There are few names in the world of high-end race bikes more storied than that of Look. Originally a ski equipment manufacturer, the French brand was the first to market a clipless pedal and was an early pioneer of carbon frames.
Its association with the La Vie Claire pro team in the 80s – wearers of that stunning Mondrian-inspired jersey – helped cement its iconic status. As a brand it retains a certain mystic quality the like of which no amount of marketing can buy. So the keen entry-level price for the new 765 – which made the longlist for our sister title Cycling Plus‘s 2016 Bike of the Year awards – will have roadies pricking up their ears.
Technologically Look has a habit of doing things its own way: think wacky adjustable stems and one-piece carbon cranks. Its more expensive offerings are symphonies of ingenious innovation and French weirdness – an intimidating nightmare for the home mechanic, but fascinating if you’re interested in bicycle engineering.
By such standards, the 765 looks relatively conventional, on the outside at least. The seatpost, cockpit and bottom bracket are all standard parts, and the frame itself doesn’t make use of any outlandish gimmicks or quirky tube profiles.
Our test ride had a nonstandard ultegra di2 drivetrain, but was otherwise identical to the retail 765 ultegra:
Our test ride had a nonstandard Ultegra Di2 drivetrain
Beneath the surface however, the 765 has one trick that sets it apart from the competition: it has flax fibres sandwiched between its layers of carbon in the chainstays and the fork, which Look claims give a “vibration filtering” effect. Flax is the natural fibre used to produce linen and although this isn’t its first use in bicycle frames, it remains relatively unusual.
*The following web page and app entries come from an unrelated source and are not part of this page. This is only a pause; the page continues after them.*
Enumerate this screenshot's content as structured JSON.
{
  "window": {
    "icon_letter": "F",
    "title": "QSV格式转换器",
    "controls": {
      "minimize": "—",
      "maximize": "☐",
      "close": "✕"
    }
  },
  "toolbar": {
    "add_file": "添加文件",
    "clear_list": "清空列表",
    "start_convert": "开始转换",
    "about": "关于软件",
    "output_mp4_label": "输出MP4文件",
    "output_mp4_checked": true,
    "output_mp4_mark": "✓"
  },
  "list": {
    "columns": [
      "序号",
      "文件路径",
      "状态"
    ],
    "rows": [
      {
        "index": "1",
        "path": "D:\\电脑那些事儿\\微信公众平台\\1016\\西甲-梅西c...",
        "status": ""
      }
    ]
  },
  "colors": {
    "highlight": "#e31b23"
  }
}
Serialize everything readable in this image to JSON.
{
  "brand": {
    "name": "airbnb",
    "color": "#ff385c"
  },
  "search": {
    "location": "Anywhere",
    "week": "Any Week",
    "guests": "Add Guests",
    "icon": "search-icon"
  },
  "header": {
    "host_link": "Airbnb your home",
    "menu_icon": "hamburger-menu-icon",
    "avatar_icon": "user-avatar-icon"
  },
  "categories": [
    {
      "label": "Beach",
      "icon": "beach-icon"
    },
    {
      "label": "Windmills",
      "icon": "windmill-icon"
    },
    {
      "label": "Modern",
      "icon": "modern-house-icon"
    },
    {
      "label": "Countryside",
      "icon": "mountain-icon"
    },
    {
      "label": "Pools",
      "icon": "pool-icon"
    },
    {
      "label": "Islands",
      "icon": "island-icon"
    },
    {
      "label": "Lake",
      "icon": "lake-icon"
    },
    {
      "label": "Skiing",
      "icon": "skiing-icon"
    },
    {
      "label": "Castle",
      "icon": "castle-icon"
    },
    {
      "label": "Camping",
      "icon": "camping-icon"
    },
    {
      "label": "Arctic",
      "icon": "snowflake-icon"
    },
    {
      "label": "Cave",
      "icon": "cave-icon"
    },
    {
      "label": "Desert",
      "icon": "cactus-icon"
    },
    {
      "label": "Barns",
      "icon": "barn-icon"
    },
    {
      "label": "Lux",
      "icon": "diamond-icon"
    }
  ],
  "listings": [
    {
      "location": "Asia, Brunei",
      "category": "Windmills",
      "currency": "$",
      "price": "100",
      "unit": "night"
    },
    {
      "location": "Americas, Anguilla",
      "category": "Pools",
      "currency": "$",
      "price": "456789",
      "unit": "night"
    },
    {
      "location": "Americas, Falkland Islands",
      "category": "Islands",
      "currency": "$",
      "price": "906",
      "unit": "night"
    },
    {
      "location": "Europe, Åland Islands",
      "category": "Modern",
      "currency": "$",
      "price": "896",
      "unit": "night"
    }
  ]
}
The 765 is an endurance machine through and through with geometry that tends towards the tall. Our medium test bike has a 182mm head tube that gives a fairly upright position even without spacers under the stem. Reach figures are on the conservative side too – this is undoubtedly a machine for cruising rather than crushing the opposition.
The tall head tube (182mm on our medium tester) makes for a relaxed ride position that won’t suit everyone:
The tall head tube (182mm on our medium tester) makes for a relaxed ride position
A note about groupsets: for reasons of availability our test bike was fitted with Ultegra Di2 electronic components which are not available as a standard build. However the spec is otherwise identical to the standard mechanical Ultegra version, with the latter being just a little lighter as you’d expect.
Silky steel-like ride
The ride quality is a little like that of high-end steel. It’s remarkably smooth, shrugging off potholes with suitably French disdain. Whether it’s the flax or just smart use of carbon layups we can’t say, but the frame and fork both do a sterling job absorbing vibration from broken surfaces.
There’s no harshness there at all, and this in turn contributes to a sense of composure in the handling – it’s quite imperturbable.
Whether down to the flax in the chainstays or just the layup it’s hard to tell, but the frame (and fork for that matter) do a grand job of soaking up buzz
Whether it’s down to the flax in the chainstays it’s hard to tell, but the frame does a grand job of soaking up buzz
In keeping with the plush ride quality, this isn’t an exceptionally stiff bike, so if that’s what you’re after you should look elsewhere. It’s certainly not floppy, but there is certainly some flex during hard accelerations, and on the climbs the 765 isn’t as eager as its racier brethren.
Accept it for what it is, and the 765 is a fine package. It’s not a price point killer, nor is it exceptionally light. But for eating up the miles it’s a classy and refined piece of engineering.
Matthew is an experienced mechanic and an expert on bike tech who appreciates practical, beautifully-engineered things. Originally a roadie, he likes bikes and kit of every stripe, and he's tested a huge variety of it over the years for BikeRadar, Cycling Plus and others. For a long time Matthew's heart belonged to the Scott Addict, but he's currently enjoying Trek's lovely aluminium Emonda ALR and having a torrid affair with a Giant Trance e-MTB. At 174cm tall and 53kg, he looks like he should be better at cycling than he actually is, and he's ok with that.